Writer, speaker, finesser, and a fly dresser. Jamaican-American currently chilling in Chicago.

DISCUSSION

Today Joe Biden enacted a bunch of feel good EO’s and memo’s regarding the new wake of public shootings (you know people are feeling better about the pandemic if they are resuming this crap).

Maybe someone can convince him to pass one mandating that all cities must report all settlements for these kind of suits to the DoJ, and the DoJ publish this information in an easy to search system. Maybe require it list all such settlements for the past n years. Or at least put the data up where the public can access and create their own reports.

And a similar reporting system for cops who commit such abuses. And what was done to them. And why or why not — including “union contract” as a reason.

And failure to properly report data by a community -- federal dollars and support dries up. Biden has the authority to do that. He can say “You have 8 months to supply this data, or next years funds won’t be supplied. Once you supply the data, the federal government will supply you next years funds at a pro-rated amount.” 
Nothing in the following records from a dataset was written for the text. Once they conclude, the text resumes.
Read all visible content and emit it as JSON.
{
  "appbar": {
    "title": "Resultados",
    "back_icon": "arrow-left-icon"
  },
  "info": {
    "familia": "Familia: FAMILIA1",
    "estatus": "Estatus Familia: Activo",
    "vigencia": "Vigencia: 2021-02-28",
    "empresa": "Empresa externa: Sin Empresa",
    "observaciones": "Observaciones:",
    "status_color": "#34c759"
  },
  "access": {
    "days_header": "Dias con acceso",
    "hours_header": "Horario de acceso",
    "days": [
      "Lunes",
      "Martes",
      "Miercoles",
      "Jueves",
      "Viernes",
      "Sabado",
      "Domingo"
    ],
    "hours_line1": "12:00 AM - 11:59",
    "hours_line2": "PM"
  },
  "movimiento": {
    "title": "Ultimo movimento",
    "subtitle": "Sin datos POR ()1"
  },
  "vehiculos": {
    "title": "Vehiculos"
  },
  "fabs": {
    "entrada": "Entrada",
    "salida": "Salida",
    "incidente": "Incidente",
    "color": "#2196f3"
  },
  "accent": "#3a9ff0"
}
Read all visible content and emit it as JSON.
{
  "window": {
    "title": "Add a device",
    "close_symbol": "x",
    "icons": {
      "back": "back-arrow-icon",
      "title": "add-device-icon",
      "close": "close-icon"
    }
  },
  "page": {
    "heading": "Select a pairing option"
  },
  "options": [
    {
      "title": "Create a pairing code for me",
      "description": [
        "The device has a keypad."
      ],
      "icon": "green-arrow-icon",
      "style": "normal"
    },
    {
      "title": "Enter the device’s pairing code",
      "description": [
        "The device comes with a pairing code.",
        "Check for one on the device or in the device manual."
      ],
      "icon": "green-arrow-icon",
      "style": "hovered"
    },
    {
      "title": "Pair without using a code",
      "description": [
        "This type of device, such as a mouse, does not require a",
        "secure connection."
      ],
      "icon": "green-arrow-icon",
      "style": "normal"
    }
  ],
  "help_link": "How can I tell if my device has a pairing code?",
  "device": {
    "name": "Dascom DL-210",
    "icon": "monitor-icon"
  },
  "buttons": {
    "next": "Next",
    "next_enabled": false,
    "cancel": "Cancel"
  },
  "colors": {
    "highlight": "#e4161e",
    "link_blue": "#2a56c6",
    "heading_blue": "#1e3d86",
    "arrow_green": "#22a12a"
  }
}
Maybe once people start seeing that the cops in their localities are costing them 7 or 8 figures for this kind of bullshit, and nothing is being done to address the problem — they will start demanding reform a lot more loudly.